■ **Task requirements**
Check each line of the entries. Copy the ones that contain the string "date".

■ **Extracted information**

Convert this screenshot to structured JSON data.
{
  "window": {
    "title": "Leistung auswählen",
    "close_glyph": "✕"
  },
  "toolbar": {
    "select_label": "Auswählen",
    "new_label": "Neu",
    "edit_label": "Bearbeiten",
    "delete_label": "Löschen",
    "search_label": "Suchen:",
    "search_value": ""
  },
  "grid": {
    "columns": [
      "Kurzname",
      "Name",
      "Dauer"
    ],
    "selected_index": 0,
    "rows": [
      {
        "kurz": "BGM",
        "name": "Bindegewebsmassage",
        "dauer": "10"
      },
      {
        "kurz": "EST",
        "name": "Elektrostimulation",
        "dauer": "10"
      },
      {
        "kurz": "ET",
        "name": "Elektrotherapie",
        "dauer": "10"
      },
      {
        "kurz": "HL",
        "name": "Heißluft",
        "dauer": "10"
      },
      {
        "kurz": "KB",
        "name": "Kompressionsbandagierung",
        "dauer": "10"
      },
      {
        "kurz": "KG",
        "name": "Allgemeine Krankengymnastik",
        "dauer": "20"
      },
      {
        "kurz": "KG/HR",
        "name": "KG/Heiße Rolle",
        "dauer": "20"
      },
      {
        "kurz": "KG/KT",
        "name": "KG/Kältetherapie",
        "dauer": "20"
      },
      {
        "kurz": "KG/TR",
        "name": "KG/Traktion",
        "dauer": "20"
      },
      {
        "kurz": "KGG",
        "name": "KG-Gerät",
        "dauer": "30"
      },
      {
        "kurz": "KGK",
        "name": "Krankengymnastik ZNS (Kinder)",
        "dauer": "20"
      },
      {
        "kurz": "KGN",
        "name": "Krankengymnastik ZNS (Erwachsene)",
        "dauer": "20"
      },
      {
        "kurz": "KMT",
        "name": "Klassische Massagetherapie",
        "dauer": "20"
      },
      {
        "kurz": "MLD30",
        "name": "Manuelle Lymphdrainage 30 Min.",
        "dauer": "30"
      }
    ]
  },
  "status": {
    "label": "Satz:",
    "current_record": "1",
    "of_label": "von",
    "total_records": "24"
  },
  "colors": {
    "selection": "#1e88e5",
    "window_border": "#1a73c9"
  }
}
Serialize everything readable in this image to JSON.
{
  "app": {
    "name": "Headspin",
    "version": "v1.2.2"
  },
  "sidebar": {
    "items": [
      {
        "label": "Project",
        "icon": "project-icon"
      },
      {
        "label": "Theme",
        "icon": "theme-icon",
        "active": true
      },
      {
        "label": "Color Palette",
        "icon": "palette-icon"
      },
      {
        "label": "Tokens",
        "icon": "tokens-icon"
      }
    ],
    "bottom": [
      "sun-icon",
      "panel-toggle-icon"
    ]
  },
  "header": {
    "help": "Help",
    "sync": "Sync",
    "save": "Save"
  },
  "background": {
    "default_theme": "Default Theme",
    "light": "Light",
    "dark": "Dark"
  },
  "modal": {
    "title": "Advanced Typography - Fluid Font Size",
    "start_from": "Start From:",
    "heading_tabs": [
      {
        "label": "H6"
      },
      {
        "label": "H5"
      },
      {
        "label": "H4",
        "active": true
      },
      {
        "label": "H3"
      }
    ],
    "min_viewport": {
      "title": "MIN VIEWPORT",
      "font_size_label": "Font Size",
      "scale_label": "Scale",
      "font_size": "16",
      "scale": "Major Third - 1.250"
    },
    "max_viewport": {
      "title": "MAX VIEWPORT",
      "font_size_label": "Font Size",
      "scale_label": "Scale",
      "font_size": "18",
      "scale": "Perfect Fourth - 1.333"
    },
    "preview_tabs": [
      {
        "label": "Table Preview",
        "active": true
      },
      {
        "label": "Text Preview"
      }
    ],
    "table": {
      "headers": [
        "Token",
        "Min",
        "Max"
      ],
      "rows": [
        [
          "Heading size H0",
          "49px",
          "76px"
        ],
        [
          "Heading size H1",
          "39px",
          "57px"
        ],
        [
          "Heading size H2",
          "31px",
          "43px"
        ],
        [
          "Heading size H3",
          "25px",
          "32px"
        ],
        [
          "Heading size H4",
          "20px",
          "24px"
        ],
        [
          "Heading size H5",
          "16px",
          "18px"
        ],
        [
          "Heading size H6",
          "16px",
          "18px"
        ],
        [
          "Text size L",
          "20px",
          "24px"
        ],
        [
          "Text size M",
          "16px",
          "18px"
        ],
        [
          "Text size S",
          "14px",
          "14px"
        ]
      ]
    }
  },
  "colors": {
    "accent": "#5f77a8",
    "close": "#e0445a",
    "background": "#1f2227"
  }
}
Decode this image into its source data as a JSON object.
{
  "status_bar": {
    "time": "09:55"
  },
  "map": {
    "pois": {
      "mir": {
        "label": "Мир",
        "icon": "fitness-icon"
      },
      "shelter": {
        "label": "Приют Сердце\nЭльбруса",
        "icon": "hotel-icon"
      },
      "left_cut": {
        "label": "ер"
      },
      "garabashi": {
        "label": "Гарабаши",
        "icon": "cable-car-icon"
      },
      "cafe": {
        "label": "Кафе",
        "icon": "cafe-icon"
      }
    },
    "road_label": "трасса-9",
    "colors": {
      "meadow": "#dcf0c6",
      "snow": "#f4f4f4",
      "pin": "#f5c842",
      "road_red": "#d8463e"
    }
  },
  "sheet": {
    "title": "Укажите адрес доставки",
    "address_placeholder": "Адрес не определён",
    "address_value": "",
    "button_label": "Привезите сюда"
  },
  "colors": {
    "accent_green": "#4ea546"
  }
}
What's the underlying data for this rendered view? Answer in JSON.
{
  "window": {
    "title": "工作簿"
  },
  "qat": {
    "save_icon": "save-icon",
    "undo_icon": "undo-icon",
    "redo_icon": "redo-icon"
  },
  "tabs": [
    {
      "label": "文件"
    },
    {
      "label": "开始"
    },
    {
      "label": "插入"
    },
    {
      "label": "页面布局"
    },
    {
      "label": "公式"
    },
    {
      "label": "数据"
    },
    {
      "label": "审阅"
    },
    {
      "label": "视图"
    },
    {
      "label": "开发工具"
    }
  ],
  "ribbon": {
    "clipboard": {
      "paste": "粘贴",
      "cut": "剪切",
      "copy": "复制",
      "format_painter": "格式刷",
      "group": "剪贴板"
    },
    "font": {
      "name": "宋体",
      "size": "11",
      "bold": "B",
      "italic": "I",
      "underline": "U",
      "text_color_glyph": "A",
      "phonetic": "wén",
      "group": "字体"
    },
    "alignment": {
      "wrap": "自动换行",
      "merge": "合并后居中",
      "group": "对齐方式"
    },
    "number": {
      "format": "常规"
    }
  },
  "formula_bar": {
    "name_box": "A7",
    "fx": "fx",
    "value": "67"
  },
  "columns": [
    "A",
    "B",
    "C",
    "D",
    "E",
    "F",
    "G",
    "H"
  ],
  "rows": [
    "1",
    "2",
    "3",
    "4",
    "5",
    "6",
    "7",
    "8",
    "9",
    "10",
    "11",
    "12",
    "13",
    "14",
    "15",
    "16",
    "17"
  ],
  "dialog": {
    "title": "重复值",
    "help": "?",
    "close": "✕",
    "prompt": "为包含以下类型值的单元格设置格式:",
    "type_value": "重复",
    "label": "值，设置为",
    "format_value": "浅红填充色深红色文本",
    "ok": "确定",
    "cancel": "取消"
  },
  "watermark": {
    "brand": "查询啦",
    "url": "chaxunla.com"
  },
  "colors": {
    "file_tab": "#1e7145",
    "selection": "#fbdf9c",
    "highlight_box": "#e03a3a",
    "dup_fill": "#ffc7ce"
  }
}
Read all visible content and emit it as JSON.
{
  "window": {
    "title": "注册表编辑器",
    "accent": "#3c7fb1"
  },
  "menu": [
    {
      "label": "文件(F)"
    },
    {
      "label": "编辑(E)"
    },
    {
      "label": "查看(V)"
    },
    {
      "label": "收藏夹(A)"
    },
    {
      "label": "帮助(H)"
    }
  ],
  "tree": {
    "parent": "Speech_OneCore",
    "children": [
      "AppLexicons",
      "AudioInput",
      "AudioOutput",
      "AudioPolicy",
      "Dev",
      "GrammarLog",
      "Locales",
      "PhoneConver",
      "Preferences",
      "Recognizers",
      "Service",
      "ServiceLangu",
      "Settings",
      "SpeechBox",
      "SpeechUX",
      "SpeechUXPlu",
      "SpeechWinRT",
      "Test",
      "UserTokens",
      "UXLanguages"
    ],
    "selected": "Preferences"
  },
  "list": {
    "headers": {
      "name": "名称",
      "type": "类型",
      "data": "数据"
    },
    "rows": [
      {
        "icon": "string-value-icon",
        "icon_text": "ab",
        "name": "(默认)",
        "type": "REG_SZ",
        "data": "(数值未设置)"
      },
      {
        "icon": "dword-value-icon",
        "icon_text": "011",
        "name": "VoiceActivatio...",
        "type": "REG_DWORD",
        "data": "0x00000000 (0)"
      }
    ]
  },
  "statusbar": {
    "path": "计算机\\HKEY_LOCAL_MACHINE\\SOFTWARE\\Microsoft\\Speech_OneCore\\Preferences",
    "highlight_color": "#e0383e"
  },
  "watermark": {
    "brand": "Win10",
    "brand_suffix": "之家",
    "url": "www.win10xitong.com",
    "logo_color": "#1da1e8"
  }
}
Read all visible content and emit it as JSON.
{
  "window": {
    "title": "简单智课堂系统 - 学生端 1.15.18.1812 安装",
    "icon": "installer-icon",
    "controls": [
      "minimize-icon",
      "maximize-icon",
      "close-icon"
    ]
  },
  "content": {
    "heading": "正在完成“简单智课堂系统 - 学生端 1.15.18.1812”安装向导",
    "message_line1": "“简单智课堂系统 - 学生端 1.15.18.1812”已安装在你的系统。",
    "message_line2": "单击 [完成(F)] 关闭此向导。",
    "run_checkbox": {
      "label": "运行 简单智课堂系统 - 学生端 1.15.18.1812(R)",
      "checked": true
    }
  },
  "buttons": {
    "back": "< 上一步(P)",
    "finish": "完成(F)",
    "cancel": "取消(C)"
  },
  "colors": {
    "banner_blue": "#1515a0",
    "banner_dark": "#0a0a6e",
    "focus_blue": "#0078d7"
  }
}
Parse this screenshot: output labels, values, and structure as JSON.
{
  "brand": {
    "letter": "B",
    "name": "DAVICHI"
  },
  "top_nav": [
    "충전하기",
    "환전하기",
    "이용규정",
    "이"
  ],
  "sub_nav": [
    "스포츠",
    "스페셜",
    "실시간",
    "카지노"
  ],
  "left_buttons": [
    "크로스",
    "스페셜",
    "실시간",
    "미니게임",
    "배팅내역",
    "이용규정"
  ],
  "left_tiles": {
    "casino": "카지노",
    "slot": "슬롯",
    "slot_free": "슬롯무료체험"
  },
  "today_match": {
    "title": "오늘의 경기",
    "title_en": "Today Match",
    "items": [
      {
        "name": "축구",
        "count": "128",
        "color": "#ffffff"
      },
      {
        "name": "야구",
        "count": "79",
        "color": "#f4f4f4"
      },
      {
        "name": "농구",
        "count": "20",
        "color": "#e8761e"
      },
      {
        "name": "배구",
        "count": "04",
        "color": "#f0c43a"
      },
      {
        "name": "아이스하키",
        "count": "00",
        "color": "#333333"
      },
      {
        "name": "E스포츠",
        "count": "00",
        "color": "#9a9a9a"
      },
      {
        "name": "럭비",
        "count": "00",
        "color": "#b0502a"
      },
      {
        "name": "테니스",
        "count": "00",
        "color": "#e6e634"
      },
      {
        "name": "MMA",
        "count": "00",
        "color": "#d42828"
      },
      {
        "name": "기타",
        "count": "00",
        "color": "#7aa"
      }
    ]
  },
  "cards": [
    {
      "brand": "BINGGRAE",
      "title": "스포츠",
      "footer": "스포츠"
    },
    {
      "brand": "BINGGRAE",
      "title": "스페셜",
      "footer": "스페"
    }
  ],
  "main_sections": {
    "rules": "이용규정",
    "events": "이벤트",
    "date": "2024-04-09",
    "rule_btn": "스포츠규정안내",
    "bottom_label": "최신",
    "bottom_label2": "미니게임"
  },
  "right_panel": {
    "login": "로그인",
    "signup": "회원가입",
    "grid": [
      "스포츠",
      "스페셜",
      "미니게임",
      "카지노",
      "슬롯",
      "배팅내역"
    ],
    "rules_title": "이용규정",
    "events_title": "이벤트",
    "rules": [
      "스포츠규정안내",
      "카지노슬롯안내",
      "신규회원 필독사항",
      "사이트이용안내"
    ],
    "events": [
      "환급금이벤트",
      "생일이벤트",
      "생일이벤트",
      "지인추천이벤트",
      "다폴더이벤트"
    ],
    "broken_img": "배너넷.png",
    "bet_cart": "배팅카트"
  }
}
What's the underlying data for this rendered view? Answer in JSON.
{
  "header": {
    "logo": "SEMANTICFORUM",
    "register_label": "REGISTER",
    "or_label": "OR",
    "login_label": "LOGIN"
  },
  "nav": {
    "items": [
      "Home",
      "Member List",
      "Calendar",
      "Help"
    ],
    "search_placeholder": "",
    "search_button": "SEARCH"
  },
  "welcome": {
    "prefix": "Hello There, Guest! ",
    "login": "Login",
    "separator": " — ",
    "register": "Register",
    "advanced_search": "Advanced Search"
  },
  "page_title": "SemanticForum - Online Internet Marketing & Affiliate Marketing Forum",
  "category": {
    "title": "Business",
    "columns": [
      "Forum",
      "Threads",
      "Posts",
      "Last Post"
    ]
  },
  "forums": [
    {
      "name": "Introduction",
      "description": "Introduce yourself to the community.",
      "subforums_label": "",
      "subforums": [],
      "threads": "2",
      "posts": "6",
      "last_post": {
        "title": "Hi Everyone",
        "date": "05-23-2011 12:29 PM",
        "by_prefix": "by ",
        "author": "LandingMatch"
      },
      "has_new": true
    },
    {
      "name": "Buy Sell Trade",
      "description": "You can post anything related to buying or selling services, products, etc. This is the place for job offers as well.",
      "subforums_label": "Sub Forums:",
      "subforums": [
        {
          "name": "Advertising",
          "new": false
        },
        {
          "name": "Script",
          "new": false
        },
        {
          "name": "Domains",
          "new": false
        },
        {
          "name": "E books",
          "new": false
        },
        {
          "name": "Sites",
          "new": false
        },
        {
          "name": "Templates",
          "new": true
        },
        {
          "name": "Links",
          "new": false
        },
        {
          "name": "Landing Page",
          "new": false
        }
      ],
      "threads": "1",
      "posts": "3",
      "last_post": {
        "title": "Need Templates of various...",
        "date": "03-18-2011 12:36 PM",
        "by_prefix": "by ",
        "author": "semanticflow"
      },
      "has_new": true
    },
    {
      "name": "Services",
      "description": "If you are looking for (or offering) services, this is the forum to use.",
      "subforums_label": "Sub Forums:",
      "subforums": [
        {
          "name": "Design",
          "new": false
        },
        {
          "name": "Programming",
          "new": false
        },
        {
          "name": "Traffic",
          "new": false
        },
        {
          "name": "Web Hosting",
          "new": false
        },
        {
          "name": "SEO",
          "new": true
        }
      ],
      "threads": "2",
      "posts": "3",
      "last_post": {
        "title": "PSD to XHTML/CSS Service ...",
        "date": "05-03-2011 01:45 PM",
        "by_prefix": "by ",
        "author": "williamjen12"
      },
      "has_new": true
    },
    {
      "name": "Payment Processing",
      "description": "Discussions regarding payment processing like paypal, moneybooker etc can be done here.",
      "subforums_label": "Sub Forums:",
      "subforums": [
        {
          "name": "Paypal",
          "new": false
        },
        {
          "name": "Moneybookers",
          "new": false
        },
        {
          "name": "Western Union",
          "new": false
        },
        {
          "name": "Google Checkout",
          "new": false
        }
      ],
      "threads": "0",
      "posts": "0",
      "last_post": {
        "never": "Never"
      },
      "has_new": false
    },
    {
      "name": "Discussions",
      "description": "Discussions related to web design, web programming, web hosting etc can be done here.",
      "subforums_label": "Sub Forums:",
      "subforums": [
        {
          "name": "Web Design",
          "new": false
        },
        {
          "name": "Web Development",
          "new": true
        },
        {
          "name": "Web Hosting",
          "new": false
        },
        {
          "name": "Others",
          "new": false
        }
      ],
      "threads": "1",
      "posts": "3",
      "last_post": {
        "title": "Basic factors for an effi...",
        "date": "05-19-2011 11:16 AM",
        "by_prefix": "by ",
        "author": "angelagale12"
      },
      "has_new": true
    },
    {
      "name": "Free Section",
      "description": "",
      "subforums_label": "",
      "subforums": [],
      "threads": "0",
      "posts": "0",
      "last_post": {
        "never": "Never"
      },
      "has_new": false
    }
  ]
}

■ **Solution**
    "date": "2024-04-09",
        "date": "05-23-2011 12:29 PM",
        "date": "03-18-2011 12:36 PM",
        "date": "05-03-2011 01:45 PM",
        "date": "05-19-2011 11:16 AM",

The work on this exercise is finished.